One reason for Twitter’s success is the wide array of methods you can use for posting updates.
In addition to the web-based interface on the Twitter site itself, users can take advantage of instant messaging or mobile phones to send updates to their home page. In addition, there are several Twitter mashups (web applications that combine Twitter data with other data) that enhance the functionality of the basic web interface. These tools allow you to update Twitter from your desktop or from unsupported I’m clients, to post links to photos, to search for particular keywords, to update Twitter from your blog, to use it with other social networking sites, and to track updates around particular topics.
How Businesses and Nonprofits Use Twitter
Businesses and nonprofits are experimenting with dozens of ways to use Twitter. Here are just a few of them:
- As a crisis communications tool.
- To announce new products and services.
- To promote your new articles and blog posts.
- To follow journalists who Twitter and find out what they think is important.
- To respond to media coverage, good or bad
- To monitor what others are saying about you and your brand
- To comment on journalists’ articles–particularly journalists who you are targeting
I’ll bet you can come up with at least three ideas on how you can use it. I hope you’ll follow me on Twitter by clicking on the “Follow” button under my photo. I’ll follow you, too.
Then tweet about how you’re using Twitter. I’d love to see what you’re doing.
For dozens more ideas on how businesses and nonprofits are using Twitter, see “Special Report #52: How to Use Twitter for Business to Network, Promote, Sell, Recruit & Profit.”

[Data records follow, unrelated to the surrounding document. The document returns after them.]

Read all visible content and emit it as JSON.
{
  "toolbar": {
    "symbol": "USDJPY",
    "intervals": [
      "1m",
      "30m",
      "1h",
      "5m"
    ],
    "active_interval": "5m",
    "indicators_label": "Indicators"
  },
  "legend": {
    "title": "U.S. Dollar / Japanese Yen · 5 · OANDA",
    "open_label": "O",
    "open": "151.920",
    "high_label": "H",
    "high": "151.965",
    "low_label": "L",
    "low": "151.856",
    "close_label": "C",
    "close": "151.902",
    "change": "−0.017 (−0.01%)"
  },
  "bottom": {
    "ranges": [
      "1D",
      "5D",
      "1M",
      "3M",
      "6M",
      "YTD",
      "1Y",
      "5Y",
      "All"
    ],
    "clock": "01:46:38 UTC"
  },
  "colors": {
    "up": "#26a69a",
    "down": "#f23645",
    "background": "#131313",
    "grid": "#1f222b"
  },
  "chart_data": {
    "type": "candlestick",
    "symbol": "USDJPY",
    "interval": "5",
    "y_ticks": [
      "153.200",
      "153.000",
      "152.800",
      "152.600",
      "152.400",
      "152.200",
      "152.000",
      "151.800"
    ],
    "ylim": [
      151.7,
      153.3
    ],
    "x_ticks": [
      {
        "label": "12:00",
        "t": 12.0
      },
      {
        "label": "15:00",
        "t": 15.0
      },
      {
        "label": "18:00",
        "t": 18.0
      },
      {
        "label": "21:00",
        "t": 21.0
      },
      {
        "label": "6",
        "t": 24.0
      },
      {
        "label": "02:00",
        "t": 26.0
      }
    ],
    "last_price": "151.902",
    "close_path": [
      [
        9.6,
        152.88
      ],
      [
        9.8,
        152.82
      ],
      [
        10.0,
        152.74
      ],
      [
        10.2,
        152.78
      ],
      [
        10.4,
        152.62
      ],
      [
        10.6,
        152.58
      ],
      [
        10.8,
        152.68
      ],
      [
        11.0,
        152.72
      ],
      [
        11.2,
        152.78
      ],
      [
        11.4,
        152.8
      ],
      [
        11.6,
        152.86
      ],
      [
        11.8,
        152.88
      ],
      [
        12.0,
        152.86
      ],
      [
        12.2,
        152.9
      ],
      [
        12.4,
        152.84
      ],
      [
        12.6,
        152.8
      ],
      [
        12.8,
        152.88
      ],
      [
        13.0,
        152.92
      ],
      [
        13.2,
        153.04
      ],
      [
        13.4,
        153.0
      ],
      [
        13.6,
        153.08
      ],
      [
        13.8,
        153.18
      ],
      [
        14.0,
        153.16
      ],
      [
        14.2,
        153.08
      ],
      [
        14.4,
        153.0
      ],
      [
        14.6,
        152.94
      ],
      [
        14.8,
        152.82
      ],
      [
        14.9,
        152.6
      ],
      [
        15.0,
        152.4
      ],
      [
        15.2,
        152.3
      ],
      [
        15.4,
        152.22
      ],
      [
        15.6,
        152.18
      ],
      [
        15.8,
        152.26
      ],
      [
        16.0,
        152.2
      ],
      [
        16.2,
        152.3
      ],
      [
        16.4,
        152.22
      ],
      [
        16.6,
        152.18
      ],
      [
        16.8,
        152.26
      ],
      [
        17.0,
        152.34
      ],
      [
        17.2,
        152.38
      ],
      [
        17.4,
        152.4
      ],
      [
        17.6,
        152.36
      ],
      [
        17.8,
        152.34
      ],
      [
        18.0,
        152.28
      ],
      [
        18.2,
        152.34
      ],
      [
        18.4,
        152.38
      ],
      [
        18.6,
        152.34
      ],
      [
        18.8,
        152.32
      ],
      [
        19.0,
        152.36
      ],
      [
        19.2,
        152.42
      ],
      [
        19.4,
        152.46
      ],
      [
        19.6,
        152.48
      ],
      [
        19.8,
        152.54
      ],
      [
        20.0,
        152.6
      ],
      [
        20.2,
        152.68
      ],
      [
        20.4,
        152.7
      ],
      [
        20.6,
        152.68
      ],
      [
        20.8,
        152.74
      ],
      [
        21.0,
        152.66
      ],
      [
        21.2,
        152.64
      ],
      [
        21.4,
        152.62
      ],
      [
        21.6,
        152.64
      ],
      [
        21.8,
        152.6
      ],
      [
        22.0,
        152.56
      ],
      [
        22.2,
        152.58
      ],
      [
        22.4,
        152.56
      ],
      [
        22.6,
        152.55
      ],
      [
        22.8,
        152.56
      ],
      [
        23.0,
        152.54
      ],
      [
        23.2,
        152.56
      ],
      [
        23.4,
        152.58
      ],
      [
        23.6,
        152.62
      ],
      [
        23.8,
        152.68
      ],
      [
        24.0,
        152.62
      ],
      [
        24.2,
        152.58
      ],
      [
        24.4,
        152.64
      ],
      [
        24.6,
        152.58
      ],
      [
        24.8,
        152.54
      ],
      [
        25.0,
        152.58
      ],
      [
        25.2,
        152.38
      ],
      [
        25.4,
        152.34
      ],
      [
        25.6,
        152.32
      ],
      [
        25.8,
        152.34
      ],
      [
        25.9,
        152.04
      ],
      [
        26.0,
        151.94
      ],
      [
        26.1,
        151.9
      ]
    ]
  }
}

Thank you Joan for your brilliant insight about using Twitter. We look forward to hearing seeing you back again on The Happypreneur blog very soon!